BEGIN

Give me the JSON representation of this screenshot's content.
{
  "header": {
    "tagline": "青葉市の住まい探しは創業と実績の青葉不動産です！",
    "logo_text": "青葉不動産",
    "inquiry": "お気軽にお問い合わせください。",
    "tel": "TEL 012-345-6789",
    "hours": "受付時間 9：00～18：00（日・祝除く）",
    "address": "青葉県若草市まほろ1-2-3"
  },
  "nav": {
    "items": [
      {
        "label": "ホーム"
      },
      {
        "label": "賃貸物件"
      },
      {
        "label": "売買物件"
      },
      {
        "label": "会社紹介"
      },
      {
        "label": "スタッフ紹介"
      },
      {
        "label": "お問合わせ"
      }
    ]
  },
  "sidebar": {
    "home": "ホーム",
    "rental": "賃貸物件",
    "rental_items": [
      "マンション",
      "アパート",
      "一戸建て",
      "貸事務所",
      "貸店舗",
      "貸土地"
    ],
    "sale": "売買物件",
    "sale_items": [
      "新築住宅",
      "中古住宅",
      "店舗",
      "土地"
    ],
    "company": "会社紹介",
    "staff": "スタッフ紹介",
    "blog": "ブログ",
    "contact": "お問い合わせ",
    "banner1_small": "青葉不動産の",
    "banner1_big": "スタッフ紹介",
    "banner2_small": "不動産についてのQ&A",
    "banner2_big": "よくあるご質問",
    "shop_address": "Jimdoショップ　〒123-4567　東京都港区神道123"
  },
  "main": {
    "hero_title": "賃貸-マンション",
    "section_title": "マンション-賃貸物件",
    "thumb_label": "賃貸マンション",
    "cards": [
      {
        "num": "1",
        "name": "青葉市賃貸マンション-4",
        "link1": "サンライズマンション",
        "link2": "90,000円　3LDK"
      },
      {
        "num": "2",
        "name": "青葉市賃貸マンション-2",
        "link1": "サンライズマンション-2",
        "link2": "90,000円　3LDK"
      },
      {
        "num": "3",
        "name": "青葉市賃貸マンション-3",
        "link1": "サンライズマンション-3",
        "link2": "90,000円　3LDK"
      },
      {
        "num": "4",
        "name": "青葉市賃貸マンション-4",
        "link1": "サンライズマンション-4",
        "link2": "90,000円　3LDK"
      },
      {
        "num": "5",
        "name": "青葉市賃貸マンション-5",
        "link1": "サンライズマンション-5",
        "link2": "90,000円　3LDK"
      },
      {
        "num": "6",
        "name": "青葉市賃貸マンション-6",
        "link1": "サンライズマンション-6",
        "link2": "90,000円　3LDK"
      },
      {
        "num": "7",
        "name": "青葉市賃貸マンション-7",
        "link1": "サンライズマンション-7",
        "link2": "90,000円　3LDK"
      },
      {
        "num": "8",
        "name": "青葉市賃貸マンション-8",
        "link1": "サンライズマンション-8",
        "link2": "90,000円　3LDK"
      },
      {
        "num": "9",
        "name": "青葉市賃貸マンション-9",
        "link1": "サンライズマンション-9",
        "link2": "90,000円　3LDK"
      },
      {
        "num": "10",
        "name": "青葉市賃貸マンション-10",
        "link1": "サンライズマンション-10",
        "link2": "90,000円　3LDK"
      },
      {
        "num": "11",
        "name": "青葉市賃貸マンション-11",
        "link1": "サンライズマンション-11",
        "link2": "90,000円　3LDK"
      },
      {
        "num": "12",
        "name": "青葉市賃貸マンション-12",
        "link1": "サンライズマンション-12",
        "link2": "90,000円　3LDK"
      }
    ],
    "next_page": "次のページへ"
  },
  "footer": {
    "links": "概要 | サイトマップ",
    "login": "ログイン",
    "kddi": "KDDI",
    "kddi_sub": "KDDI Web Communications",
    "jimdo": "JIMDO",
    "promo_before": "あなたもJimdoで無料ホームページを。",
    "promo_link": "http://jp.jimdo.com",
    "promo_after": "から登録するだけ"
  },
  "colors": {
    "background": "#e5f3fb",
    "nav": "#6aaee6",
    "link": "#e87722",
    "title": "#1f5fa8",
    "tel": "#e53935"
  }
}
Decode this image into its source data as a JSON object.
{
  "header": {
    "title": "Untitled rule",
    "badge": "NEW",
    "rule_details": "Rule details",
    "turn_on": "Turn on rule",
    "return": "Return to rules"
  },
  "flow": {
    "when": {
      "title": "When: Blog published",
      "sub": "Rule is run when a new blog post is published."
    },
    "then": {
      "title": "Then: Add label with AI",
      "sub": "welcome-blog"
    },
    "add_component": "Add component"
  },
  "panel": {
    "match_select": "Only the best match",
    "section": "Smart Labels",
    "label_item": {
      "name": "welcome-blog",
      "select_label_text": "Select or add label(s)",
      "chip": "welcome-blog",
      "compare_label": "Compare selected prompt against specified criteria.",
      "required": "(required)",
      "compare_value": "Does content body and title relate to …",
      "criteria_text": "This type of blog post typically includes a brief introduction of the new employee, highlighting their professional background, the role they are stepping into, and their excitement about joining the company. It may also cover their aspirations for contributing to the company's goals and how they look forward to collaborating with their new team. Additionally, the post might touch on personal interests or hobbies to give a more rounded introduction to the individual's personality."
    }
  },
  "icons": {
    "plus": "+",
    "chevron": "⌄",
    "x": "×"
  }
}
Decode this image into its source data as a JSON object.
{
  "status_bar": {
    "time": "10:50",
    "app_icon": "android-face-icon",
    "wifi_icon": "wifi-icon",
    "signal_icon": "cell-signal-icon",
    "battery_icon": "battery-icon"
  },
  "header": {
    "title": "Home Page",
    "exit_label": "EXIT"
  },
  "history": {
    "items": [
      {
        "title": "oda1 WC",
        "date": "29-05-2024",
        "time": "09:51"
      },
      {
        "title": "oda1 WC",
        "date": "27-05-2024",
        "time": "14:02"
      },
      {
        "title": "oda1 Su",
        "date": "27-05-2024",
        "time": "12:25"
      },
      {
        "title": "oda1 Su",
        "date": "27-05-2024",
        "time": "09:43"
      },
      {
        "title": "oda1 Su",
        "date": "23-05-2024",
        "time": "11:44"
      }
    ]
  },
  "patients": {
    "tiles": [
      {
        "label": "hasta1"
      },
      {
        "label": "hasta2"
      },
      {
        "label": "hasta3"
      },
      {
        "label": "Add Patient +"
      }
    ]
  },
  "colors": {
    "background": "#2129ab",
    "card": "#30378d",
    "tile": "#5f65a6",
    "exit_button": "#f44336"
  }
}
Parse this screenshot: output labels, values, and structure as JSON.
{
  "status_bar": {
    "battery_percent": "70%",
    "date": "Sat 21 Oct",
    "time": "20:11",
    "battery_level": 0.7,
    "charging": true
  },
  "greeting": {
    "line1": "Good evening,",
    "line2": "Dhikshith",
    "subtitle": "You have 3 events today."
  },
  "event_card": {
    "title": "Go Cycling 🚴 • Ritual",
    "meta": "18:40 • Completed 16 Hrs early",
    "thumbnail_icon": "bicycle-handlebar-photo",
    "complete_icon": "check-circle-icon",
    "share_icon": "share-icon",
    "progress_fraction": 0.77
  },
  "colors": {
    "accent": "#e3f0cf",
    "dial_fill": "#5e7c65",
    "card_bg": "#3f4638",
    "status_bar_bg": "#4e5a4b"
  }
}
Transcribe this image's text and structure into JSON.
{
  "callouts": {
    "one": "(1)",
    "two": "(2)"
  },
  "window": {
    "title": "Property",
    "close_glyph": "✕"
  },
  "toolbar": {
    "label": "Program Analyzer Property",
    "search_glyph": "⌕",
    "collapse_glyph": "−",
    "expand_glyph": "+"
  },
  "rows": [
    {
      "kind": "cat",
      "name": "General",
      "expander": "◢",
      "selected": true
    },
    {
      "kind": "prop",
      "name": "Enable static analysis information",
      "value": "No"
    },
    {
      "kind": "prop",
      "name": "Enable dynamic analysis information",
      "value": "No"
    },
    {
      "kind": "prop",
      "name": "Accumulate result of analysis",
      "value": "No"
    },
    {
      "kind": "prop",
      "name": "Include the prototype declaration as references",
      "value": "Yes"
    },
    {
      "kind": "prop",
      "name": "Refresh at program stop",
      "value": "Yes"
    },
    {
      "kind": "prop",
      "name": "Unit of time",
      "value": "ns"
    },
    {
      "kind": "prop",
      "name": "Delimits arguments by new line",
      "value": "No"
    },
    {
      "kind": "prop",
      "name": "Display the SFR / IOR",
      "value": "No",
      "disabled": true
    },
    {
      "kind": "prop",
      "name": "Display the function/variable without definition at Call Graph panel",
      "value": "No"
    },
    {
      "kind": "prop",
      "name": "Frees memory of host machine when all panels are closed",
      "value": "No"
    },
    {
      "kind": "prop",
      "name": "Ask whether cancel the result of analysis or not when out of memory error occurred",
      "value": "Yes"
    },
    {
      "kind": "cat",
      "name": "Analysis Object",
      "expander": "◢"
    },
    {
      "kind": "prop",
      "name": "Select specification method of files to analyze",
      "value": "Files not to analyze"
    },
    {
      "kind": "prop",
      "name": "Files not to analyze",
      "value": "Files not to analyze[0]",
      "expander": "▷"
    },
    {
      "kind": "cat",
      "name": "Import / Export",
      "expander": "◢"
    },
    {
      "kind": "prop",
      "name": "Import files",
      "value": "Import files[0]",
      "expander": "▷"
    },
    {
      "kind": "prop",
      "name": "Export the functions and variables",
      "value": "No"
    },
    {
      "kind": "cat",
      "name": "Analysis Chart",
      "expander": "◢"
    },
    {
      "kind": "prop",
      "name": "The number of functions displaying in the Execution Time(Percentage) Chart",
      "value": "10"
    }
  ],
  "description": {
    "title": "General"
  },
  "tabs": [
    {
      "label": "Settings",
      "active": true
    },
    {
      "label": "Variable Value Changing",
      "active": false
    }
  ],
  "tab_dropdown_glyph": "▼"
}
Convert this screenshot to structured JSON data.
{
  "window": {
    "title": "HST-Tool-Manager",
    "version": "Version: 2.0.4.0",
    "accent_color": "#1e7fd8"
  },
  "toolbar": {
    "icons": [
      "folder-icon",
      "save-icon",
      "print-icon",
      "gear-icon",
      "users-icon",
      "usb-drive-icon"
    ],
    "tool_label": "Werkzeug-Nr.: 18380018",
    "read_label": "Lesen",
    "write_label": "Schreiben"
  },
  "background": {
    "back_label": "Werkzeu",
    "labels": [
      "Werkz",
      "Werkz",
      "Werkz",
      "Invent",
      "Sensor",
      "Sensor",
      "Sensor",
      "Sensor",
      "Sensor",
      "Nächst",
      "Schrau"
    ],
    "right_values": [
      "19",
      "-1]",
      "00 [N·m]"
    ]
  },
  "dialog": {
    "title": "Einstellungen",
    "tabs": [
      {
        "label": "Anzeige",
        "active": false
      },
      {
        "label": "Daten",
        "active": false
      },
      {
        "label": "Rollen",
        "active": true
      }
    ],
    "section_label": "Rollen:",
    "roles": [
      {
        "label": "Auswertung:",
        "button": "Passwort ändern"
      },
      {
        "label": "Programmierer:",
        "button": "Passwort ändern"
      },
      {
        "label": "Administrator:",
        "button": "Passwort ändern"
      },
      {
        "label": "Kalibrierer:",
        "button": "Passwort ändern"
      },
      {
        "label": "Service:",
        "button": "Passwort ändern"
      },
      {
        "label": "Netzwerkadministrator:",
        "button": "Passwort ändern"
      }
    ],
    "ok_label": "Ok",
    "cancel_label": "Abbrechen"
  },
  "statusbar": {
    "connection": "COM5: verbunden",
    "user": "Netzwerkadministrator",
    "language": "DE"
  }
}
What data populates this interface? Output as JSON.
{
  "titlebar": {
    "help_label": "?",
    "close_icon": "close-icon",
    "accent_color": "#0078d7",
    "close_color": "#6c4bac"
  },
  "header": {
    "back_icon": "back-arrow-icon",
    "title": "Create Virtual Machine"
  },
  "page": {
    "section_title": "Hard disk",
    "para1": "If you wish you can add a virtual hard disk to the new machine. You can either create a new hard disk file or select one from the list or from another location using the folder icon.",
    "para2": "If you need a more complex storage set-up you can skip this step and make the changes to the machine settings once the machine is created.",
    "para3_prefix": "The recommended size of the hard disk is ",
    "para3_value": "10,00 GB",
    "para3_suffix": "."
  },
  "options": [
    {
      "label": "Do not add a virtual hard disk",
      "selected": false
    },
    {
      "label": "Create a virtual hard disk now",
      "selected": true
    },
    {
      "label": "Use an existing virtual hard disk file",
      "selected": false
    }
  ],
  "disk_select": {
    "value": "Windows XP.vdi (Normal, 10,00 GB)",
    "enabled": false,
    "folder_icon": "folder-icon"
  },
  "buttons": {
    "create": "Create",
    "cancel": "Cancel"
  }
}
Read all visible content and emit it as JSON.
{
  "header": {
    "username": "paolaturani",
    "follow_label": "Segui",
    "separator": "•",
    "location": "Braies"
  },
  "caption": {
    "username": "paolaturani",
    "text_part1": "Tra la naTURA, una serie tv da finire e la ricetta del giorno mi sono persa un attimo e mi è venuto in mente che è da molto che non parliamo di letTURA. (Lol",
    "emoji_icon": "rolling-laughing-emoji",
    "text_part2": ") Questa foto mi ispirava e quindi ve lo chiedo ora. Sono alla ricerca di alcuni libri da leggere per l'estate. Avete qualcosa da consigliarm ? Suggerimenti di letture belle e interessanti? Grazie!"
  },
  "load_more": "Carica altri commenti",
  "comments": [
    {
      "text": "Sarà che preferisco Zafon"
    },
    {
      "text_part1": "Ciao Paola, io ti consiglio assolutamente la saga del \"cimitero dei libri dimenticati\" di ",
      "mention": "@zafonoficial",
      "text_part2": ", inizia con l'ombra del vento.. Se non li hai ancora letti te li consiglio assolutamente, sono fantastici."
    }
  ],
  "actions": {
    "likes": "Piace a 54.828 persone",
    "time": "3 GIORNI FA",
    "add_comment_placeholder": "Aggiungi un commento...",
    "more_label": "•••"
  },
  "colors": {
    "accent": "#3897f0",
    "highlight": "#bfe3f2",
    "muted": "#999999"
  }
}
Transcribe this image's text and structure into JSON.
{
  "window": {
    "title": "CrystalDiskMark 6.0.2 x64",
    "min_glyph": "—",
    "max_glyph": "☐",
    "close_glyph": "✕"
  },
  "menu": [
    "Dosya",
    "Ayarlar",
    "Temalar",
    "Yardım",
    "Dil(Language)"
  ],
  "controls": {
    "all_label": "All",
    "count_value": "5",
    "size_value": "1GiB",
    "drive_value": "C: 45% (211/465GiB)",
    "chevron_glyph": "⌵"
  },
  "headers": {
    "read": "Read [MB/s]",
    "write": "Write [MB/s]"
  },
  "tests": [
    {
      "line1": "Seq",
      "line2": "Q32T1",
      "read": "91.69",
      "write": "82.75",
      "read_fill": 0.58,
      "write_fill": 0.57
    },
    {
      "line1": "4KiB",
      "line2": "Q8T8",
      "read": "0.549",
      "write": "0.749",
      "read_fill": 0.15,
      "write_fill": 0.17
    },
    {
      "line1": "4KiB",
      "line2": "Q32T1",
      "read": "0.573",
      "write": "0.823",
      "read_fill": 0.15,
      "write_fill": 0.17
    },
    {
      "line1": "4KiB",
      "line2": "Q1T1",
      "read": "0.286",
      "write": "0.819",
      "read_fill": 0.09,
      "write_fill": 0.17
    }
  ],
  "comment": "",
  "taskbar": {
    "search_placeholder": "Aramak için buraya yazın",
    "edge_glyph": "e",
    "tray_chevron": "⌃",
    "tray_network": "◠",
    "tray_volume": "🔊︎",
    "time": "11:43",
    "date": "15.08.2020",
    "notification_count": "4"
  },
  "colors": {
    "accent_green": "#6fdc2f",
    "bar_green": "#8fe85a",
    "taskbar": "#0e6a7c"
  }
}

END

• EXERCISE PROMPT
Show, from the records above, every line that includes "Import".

• YOUR SOLUTION
      "name": "Import / Export",
      "name": "Import files",
      "value": "Import files[0]",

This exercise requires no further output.